Work instructions:
Write out the whole listing word for word.

Data:
· · · · ·

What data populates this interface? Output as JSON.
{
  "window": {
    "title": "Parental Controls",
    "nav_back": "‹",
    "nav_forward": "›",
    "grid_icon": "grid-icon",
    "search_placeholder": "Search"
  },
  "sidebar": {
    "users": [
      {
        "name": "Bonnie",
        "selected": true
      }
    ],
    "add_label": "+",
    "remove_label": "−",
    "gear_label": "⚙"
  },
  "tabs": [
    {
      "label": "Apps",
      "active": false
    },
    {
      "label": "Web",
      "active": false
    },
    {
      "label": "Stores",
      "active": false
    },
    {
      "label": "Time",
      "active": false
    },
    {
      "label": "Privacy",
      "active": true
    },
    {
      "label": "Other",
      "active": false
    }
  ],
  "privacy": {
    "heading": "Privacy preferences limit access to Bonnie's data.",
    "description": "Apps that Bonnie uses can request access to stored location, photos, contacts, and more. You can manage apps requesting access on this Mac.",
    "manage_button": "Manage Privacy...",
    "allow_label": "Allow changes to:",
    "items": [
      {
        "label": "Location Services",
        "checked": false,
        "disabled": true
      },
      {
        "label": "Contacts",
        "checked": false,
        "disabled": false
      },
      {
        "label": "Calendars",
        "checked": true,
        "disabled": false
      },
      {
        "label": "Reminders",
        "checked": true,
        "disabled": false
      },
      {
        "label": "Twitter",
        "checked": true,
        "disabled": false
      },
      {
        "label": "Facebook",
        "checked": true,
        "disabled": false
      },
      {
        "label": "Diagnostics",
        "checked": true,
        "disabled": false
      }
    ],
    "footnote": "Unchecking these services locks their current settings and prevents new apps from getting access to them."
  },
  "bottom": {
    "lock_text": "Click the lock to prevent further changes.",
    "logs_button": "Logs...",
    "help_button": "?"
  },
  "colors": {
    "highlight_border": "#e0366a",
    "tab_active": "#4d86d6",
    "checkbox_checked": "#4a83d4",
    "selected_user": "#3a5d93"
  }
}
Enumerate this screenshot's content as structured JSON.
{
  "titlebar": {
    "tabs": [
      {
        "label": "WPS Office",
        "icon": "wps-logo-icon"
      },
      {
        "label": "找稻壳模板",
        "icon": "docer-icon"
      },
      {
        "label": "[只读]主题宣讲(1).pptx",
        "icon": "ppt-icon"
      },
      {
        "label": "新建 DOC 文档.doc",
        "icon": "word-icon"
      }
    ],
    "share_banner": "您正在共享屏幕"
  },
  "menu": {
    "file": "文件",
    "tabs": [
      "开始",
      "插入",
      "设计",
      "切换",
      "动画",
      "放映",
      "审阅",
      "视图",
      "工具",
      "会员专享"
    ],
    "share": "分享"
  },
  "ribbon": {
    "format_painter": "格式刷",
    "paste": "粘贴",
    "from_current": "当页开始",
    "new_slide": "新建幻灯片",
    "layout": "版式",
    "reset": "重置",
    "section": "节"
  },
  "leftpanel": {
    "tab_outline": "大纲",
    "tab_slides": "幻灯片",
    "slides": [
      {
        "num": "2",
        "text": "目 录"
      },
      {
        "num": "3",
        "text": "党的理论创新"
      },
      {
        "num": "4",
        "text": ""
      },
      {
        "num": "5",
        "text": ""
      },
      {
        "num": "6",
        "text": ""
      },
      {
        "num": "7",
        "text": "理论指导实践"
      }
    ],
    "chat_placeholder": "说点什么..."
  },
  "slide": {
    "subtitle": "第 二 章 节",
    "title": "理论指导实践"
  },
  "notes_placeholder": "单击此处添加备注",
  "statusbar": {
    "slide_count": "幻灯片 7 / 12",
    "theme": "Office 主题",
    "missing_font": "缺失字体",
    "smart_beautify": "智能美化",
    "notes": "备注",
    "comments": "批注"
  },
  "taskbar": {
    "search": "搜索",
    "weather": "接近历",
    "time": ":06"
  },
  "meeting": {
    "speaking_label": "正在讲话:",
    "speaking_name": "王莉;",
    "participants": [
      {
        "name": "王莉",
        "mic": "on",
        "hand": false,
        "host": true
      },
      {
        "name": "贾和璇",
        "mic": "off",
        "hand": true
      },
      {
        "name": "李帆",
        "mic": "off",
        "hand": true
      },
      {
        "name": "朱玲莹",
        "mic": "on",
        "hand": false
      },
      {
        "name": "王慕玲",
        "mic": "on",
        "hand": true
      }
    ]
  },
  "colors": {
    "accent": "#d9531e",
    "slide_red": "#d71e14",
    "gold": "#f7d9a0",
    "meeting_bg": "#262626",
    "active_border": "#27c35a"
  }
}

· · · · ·

Solved exercise:
What data populates this interface? Output as JSON.
{
  "window": {
    "title": "Parental Controls",
    "nav_back": "‹",
    "nav_forward": "›",
    "grid_icon": "grid-icon",
    "search_placeholder": "Search"
  },
  "sidebar": {
    "users": [
      {
        "name": "Bonnie",
        "selected": true
      }
    ],
    "add_label": "+",
    "remove_label": "−",
    "gear_label": "⚙"
  },
  "tabs": [
    {
      "label": "Apps",
      "active": false
    },
    {
      "label": "Web",
      "active": false
    },
    {
      "label": "Stores",
      "active": false
    },
    {
      "label": "Time",
      "active": false
    },
    {
      "label": "Privacy",
      "active": true
    },
    {
      "label": "Other",
      "active": false
    }
  ],
  "privacy": {
    "heading": "Privacy preferences limit access to Bonnie's data.",
    "description": "Apps that Bonnie uses can request access to stored location, photos, contacts, and more. You can manage apps requesting access on this Mac.",
    "manage_button": "Manage Privacy...",
    "allow_label": "Allow changes to:",
    "items": [
      {
        "label": "Location Services",
        "checked": false,
        "disabled": true
      },
      {
        "label": "Contacts",
        "checked": false,
        "disabled": false
      },
      {
        "label": "Calendars",
        "checked": true,
        "disabled": false
      },
      {
        "label": "Reminders",
        "checked": true,
        "disabled": false
      },
      {
        "label": "Twitter",
        "checked": true,
        "disabled": false
      },
      {
        "label": "Facebook",
        "checked": true,
        "disabled": false
      },
      {
        "label": "Diagnostics",
        "checked": true,
        "disabled": false
      }
    ],
    "footnote": "Unchecking these services locks their current settings and prevents new apps from getting access to them."
  },
  "bottom": {
    "lock_text": "Click the lock to prevent further changes.",
    "logs_button": "Logs...",
    "help_button": "?"
  },
  "colors": {
    "highlight_border": "#e0366a",
    "tab_active": "#4d86d6",
    "checkbox_checked": "#4a83d4",
    "selected_user": "#3a5d93"
  }
}
Enumerate this screenshot's content as structured JSON.
{
  "titlebar": {
    "tabs": [
      {
        "label": "WPS Office",
        "icon": "wps-logo-icon"
      },
      {
        "label": "找稻壳模板",
        "icon": "docer-icon"
      },
      {
        "label": "[只读]主题宣讲(1).pptx",
        "icon": "ppt-icon"
      },
      {
        "label": "新建 DOC 文档.doc",
        "icon": "word-icon"
      }
    ],
    "share_banner": "您正在共享屏幕"
  },
  "menu": {
    "file": "文件",
    "tabs": [
      "开始",
      "插入",
      "设计",
      "切换",
      "动画",
      "放映",
      "审阅",
      "视图",
      "工具",
      "会员专享"
    ],
    "share": "分享"
  },
  "ribbon": {
    "format_painter": "格式刷",
    "paste": "粘贴",
    "from_current": "当页开始",
    "new_slide": "新建幻灯片",
    "layout": "版式",
    "reset": "重置",
    "section": "节"
  },
  "leftpanel": {
    "tab_outline": "大纲",
    "tab_slides": "幻灯片",
    "slides": [
      {
        "num": "2",
        "text": "目 录"
      },
      {
        "num": "3",
        "text": "党的理论创新"
      },
      {
        "num": "4",
        "text": ""
      },
      {
        "num": "5",
        "text": ""
      },
      {
        "num": "6",
        "text": ""
      },
      {
        "num": "7",
        "text": "理论指导实践"
      }
    ],
    "chat_placeholder": "说点什么..."
  },
  "slide": {
    "subtitle": "第 二 章 节",
    "title": "理论指导实践"
  },
  "notes_placeholder": "单击此处添加备注",
  "statusbar": {
    "slide_count": "幻灯片 7 / 12",
    "theme": "Office 主题",
    "missing_font": "缺失字体",
    "smart_beautify": "智能美化",
    "notes": "备注",
    "comments": "批注"
  },
  "taskbar": {
    "search": "搜索",
    "weather": "接近历",
    "time": ":06"
  },
  "meeting": {
    "speaking_label": "正在讲话:",
    "speaking_name": "王莉;",
    "participants": [
      {
        "name": "王莉",
        "mic": "on",
        "hand": false,
        "host": true
      },
      {
        "name": "贾和璇",
        "mic": "off",
        "hand": true
      },
      {
        "name": "李帆",
        "mic": "off",
        "hand": true
      },
      {
        "name": "朱玲莹",
        "mic": "on",
        "hand": false
      },
      {
        "name": "王慕玲",
        "mic": "on",
        "hand": true
      }
    ]
  },
  "colors": {
    "accent": "#d9531e",
    "slide_red": "#d71e14",
    "gold": "#f7d9a0",
    "meeting_bg": "#262626",
    "active_border": "#27c35a"
  }
}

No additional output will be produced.